Data items:
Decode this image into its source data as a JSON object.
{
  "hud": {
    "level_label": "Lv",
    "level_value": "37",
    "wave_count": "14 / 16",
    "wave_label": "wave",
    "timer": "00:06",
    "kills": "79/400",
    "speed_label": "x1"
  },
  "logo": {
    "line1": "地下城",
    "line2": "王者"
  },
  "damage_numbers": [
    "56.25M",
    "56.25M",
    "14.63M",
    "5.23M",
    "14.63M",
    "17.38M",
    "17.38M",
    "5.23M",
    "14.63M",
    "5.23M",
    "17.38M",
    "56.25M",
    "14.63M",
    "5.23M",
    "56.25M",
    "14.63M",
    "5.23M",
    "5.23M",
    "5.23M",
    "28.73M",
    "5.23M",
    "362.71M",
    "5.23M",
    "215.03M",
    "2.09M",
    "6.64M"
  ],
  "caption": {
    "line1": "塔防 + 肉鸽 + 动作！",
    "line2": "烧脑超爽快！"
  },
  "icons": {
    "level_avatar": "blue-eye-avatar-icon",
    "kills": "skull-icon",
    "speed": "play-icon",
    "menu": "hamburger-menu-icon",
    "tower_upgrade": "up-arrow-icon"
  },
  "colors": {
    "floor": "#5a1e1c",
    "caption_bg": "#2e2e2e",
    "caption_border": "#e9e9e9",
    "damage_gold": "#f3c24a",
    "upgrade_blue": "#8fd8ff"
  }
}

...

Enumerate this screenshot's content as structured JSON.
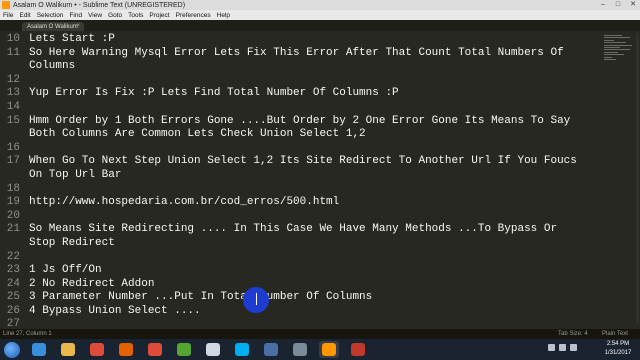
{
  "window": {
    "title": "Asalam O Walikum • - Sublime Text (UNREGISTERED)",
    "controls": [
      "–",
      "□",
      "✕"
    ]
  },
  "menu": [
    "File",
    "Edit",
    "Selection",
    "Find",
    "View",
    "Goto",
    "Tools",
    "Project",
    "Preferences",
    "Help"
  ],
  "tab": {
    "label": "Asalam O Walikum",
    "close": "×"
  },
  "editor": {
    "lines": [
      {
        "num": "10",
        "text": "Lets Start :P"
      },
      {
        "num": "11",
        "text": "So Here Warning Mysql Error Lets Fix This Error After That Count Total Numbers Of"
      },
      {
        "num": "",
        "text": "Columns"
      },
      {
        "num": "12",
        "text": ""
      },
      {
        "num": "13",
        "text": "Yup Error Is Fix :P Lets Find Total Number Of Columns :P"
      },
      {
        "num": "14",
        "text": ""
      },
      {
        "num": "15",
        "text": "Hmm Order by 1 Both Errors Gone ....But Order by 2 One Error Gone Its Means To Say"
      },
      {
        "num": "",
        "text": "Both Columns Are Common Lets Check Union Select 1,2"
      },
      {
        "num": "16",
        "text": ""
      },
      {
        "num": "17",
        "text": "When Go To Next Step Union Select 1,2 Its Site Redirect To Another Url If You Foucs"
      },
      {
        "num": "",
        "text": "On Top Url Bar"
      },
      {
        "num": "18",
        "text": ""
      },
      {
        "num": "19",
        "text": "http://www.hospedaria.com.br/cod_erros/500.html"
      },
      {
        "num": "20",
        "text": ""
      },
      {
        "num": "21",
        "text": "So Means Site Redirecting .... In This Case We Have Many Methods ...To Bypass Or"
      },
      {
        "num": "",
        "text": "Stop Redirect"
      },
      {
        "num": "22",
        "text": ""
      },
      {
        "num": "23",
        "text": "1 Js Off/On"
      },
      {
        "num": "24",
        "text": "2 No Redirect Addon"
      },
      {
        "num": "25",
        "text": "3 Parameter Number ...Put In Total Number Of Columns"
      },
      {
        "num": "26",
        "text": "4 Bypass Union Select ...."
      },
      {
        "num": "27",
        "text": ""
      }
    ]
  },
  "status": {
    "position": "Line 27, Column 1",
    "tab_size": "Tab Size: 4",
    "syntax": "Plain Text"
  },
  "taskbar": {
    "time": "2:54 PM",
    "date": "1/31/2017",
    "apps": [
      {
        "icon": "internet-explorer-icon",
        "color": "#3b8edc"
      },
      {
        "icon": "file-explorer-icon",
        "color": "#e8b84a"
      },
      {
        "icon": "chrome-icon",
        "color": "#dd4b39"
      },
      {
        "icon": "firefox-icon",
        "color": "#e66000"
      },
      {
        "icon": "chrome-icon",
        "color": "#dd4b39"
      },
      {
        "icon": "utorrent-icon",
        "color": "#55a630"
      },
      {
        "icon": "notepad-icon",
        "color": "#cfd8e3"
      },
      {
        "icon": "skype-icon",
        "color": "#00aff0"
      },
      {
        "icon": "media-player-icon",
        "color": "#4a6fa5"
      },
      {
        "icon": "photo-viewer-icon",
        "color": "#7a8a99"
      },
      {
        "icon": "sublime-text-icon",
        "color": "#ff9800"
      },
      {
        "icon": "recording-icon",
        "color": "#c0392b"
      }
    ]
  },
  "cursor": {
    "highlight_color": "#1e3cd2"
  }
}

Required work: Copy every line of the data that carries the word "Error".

Solution for this problem:
        "text": "So Here Warning Mysql Error Lets Fix This Error After That Count Total Numbers Of"
        "text": "Yup Error Is Fix :P Lets Find Total Number Of Columns :P"
        "text": "Hmm Order by 1 Both Errors Gone ....But Order by 2 One Error Gone Its Means To Say"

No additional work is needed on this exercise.